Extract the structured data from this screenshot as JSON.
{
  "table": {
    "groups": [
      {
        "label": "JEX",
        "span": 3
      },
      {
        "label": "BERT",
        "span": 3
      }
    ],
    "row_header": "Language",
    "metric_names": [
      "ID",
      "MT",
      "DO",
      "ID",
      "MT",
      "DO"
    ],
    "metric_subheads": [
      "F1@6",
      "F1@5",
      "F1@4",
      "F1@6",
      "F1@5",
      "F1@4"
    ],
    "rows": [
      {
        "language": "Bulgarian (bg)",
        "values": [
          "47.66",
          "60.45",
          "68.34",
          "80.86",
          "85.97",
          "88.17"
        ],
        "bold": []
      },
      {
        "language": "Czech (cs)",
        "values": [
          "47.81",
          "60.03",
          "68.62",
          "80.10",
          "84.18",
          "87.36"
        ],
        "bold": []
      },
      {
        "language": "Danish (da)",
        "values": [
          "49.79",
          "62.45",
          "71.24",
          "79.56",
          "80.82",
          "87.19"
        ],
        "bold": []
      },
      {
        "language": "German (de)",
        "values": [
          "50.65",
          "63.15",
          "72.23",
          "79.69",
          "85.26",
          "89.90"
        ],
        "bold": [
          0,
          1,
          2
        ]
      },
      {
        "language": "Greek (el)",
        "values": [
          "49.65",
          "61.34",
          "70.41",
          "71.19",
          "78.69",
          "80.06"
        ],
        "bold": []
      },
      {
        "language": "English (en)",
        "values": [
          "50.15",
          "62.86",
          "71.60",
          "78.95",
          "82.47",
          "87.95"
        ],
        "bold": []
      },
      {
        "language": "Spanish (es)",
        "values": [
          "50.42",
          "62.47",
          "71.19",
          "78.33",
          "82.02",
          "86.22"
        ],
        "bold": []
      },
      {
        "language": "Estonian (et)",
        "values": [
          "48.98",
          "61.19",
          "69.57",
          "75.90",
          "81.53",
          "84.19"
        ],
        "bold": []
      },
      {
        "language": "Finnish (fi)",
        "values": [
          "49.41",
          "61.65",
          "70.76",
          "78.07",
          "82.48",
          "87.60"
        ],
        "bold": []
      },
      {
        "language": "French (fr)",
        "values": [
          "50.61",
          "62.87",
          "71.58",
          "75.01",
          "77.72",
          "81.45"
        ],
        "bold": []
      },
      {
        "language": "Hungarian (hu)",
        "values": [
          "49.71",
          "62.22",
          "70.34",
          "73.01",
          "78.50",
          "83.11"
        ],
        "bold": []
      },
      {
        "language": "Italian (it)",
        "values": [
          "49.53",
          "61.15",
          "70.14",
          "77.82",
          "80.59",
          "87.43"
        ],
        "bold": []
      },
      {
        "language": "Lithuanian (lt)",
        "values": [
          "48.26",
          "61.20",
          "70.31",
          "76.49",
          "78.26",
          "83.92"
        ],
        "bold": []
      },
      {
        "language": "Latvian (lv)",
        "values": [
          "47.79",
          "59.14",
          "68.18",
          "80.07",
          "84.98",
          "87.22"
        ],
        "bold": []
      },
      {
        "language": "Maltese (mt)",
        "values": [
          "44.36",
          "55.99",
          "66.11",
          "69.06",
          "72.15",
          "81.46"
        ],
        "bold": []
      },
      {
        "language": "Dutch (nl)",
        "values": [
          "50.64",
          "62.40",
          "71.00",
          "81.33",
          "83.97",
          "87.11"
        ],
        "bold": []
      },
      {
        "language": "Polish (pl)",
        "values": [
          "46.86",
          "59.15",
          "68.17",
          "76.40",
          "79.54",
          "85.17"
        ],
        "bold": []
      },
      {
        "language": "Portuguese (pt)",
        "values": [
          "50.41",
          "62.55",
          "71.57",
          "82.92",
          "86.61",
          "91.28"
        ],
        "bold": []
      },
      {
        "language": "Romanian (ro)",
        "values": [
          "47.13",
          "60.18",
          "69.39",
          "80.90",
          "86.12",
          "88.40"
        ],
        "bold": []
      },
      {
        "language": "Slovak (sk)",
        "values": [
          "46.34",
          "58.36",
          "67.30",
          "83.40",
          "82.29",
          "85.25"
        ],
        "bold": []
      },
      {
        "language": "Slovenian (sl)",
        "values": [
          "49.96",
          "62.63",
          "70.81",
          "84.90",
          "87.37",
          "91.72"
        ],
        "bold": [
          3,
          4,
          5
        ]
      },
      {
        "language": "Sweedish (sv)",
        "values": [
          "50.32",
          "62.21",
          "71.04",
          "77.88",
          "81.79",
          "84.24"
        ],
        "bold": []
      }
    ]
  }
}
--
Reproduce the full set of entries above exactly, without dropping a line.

[Exercise result]
Extract the structured data from this screenshot as JSON.
{
  "table": {
    "groups": [
      {
        "label": "JEX",
        "span": 3
      },
      {
        "label": "BERT",
        "span": 3
      }
    ],
    "row_header": "Language",
    "metric_names": [
      "ID",
      "MT",
      "DO",
      "ID",
      "MT",
      "DO"
    ],
    "metric_subheads": [
      "F1@6",
      "F1@5",
      "F1@4",
      "F1@6",
      "F1@5",
      "F1@4"
    ],
    "rows": [
      {
        "language": "Bulgarian (bg)",
        "values": [
          "47.66",
          "60.45",
          "68.34",
          "80.86",
          "85.97",
          "88.17"
        ],
        "bold": []
      },
      {
        "language": "Czech (cs)",
        "values": [
          "47.81",
          "60.03",
          "68.62",
          "80.10",
          "84.18",
          "87.36"
        ],
        "bold": []
      },
      {
        "language": "Danish (da)",
        "values": [
          "49.79",
          "62.45",
          "71.24",
          "79.56",
          "80.82",
          "87.19"
        ],
        "bold": []
      },
      {
        "language": "German (de)",
        "values": [
          "50.65",
          "63.15",
          "72.23",
          "79.69",
          "85.26",
          "89.90"
        ],
        "bold": [
          0,
          1,
          2
        ]
      },
      {
        "language": "Greek (el)",
        "values": [
          "49.65",
          "61.34",
          "70.41",
          "71.19",
          "78.69",
          "80.06"
        ],
        "bold": []
      },
      {
        "language": "English (en)",
        "values": [
          "50.15",
          "62.86",
          "71.60",
          "78.95",
          "82.47",
          "87.95"
        ],
        "bold": []
      },
      {
        "language": "Spanish (es)",
        "values": [
          "50.42",
          "62.47",
          "71.19",
          "78.33",
          "82.02",
          "86.22"
        ],
        "bold": []
      },
      {
        "language": "Estonian (et)",
        "values": [
          "48.98",
          "61.19",
          "69.57",
          "75.90",
          "81.53",
          "84.19"
        ],
        "bold": []
      },
      {
        "language": "Finnish (fi)",
        "values": [
          "49.41",
          "61.65",
          "70.76",
          "78.07",
          "82.48",
          "87.60"
        ],
        "bold": []
      },
      {
        "language": "French (fr)",
        "values": [
          "50.61",
          "62.87",
          "71.58",
          "75.01",
          "77.72",
          "81.45"
        ],
        "bold": []
      },
      {
        "language": "Hungarian (hu)",
        "values": [
          "49.71",
          "62.22",
          "70.34",
          "73.01",
          "78.50",
          "83.11"
        ],
        "bold": []
      },
      {
        "language": "Italian (it)",
        "values": [
          "49.53",
          "61.15",
          "70.14",
          "77.82",
          "80.59",
          "87.43"
        ],
        "bold": []
      },
      {
        "language": "Lithuanian (lt)",
        "values": [
          "48.26",
          "61.20",
          "70.31",
          "76.49",
          "78.26",
          "83.92"
        ],
        "bold": []
      },
      {
        "language": "Latvian (lv)",
        "values": [
          "47.79",
          "59.14",
          "68.18",
          "80.07",
          "84.98",
          "87.22"
        ],
        "bold": []
      },
      {
        "language": "Maltese (mt)",
        "values": [
          "44.36",
          "55.99",
          "66.11",
          "69.06",
          "72.15",
          "81.46"
        ],
        "bold": []
      },
      {
        "language": "Dutch (nl)",
        "values": [
          "50.64",
          "62.40",
          "71.00",
          "81.33",
          "83.97",
          "87.11"
        ],
        "bold": []
      },
      {
        "language": "Polish (pl)",
        "values": [
          "46.86",
          "59.15",
          "68.17",
          "76.40",
          "79.54",
          "85.17"
        ],
        "bold": []
      },
      {
        "language": "Portuguese (pt)",
        "values": [
          "50.41",
          "62.55",
          "71.57",
          "82.92",
          "86.61",
          "91.28"
        ],
        "bold": []
      },
      {
        "language": "Romanian (ro)",
        "values": [
          "47.13",
          "60.18",
          "69.39",
          "80.90",
          "86.12",
          "88.40"
        ],
        "bold": []
      },
      {
        "language": "Slovak (sk)",
        "values": [
          "46.34",
          "58.36",
          "67.30",
          "83.40",
          "82.29",
          "85.25"
        ],
        "bold": []
      },
      {
        "language": "Slovenian (sl)",
        "values": [
          "49.96",
          "62.63",
          "70.81",
          "84.90",
          "87.37",
          "91.72"
        ],
        "bold": [
          3,
          4,
          5
        ]
      },
      {
        "language": "Sweedish (sv)",
        "values": [
          "50.32",
          "62.21",
          "71.04",
          "77.88",
          "81.79",
          "84.24"
        ],
        "bold": []
      }
    ]
  }
}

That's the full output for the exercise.